When seeking to discredit the War on Terror, critics often evoke the term ‘crusade.' The intent is to link the two and imply that that the project was somehow hatched by fundamentalist Christians who wish to impose their religion on Muslim lands. And even though the critics are wrong about the motive -- it is to defend rather than to conquer -- their attempt shows that they understand at least instinctively where the strongest support for Bush's policies comes from. The 2004 race showed just how right that intuition was.
Eager to protect their faith and way of life, evangelical Christians turned out in such great numbers that within days the shell-shocked Democrats began talking about the necessity of doing something to appeal to ‘values voters.' This phrase is, of course, nothing else than a code name for evangelical Christians.
It was in this spirit that by January of 2005 Hillary Clinton was giving speeches designed to endear her to that demographic. In one appearance, she described herself as a ‘praying person' and even conceded that abortion may not be the best course of action in some circumstances: ‘We can all recognize that abortion in many ways represents a sad, even tragic, choice to many, many women.'
This understandably did not go down well with Mrs. Clinton's liberal base who complained of her ‘naked attempt' to appeal to the Christian Right.

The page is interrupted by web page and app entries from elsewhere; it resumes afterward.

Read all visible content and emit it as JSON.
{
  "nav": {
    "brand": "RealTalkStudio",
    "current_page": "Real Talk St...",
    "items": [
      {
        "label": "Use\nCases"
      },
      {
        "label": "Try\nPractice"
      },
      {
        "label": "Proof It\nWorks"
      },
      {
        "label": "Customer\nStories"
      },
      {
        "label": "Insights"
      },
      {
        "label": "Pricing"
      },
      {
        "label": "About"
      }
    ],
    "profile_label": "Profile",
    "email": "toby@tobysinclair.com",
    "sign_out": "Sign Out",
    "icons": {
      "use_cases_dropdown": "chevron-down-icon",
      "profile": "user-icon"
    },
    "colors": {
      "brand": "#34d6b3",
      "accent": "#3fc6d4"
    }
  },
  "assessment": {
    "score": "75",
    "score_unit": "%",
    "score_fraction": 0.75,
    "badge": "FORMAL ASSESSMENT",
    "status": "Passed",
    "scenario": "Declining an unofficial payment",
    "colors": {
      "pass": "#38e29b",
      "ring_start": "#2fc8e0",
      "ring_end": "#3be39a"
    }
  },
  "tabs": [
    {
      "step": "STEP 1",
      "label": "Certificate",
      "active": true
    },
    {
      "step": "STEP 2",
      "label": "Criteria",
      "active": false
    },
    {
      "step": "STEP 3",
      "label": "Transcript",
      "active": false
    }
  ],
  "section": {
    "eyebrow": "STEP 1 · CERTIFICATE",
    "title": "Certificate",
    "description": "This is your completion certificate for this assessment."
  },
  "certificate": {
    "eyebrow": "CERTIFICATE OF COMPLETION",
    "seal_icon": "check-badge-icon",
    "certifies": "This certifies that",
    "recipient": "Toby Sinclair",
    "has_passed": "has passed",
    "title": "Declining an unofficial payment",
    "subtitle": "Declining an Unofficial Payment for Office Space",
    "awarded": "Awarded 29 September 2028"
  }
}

Even though her attempt fell largely flat, it was indicative of how thoroughly Democrats were shaken by the blow they had received from the evangelicals at the polls. So disoriented they were for a while that they were even willing to moderate (albeit only rhetorically and for a time) some of their most cherished positions.
The fact that the United States has now a president who is willing to confront west-hating jihadists is decisively due to American evangelicals. They are the reason why America is the only western country willing to take the necessary steps to protect itself (and its allies) in the face of the Islamic threat. It is they that keep up America's fighting spirit and provide Bush with the support he needs to carry on the fight.
Were it not for American evangelicals, the free world would be presently without a leader. Without them America's policy would be in the hands of John Kerry and John Edwards who be likely by now have dismissed the whole idea of the War on Terror. This is what John Edwards said on the subject in May of last year in what his campaign billed as a major foreign-policy speech:
Most evangelical reject this view, because they know what the true goal of Islam is. Pat Robertson expressed what many feel he said that Islam's ultimate goal is ‘world domination.' Adrian Rogers, a former president of the Southern Baptists, declared that radical Islam ‘presents a danger to the entire world in its ambition to take over every nation either politically or by force and subject everyone to the will of Allah and Sharia law.'
While there are those of other ideological stripes who are conscious of the danger we are in -- Christopher Hitchens being one of them -- the energy and electoral impetus to battle the resurgent Islam comes largely from evangelical Christians. Should they withdraw from the political realm, the rest would not be able to come together in sufficiently high numbers to exert the political clout necessary to continue the struggle. There are simply not enough Hitchenses around to carry on the fight. Without the evangelicals, America's will to fight would collapse.
All those who care about this civilization should realize that if the evangelicals lose politically in the US, there will not be enough will left anywhere in the West to fight for it.
To put it simply: As it goes with American evangelicals, so it will go with western civilization.